EXTRACTED MATERIAL.
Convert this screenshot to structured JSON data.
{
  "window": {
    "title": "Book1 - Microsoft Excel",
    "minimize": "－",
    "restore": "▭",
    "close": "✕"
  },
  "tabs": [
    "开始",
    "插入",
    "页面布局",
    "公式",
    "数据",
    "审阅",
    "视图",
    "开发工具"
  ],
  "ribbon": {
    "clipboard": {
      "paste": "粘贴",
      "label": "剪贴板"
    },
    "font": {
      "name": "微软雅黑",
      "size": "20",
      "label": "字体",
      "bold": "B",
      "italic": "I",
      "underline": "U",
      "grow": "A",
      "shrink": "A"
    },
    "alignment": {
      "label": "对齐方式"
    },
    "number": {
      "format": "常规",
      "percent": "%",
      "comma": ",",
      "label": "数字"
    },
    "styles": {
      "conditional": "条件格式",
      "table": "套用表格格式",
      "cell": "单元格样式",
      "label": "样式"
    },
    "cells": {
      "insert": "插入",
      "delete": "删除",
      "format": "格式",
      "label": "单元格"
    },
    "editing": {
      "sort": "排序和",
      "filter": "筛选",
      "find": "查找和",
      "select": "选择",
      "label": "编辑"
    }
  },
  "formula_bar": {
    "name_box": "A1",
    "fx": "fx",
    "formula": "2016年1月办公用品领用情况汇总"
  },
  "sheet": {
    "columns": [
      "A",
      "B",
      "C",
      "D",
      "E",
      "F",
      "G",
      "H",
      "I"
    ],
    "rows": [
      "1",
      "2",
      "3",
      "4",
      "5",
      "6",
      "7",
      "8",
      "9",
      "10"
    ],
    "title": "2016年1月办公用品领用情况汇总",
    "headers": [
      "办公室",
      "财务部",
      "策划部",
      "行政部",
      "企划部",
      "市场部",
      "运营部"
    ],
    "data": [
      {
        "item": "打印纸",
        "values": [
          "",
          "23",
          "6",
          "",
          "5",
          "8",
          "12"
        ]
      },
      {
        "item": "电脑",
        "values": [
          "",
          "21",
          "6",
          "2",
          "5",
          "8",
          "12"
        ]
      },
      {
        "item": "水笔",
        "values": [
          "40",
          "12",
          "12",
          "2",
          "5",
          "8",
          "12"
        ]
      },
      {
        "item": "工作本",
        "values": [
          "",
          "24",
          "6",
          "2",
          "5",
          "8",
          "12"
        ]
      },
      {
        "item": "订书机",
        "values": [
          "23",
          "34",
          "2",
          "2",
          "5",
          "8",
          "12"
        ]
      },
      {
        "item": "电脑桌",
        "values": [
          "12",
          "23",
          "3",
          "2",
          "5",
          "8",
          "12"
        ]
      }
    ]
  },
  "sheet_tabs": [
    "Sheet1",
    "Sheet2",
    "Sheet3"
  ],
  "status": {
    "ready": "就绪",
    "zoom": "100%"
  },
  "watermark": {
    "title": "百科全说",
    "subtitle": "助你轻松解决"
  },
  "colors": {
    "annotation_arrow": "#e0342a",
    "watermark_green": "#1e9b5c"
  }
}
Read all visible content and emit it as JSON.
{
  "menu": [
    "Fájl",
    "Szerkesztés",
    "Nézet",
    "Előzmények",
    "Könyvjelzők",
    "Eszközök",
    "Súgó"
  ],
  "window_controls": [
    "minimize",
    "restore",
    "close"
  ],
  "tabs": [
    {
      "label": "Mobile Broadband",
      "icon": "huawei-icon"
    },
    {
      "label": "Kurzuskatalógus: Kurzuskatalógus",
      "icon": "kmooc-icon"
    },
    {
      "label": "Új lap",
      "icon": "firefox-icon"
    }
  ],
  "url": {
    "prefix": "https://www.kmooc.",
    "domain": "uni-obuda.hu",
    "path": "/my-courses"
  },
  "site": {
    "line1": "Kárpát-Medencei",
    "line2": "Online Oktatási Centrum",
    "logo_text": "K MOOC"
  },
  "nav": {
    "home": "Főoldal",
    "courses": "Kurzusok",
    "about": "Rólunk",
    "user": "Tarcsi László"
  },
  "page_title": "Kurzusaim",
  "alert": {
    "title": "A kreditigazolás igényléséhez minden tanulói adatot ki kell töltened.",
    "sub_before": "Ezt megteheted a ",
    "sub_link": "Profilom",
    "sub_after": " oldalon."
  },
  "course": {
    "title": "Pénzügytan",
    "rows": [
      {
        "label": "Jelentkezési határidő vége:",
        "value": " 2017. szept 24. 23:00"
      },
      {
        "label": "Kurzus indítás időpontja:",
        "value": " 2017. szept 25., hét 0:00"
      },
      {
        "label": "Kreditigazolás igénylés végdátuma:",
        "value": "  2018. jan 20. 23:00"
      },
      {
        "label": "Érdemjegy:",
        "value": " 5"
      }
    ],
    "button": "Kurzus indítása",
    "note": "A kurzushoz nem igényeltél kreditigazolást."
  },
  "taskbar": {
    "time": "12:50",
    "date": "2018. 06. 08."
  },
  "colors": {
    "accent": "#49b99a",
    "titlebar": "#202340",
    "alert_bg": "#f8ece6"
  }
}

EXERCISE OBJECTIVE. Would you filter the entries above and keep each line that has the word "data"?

WORKED SOLUTION.
Convert this screenshot to structured JSON data.
    "data": [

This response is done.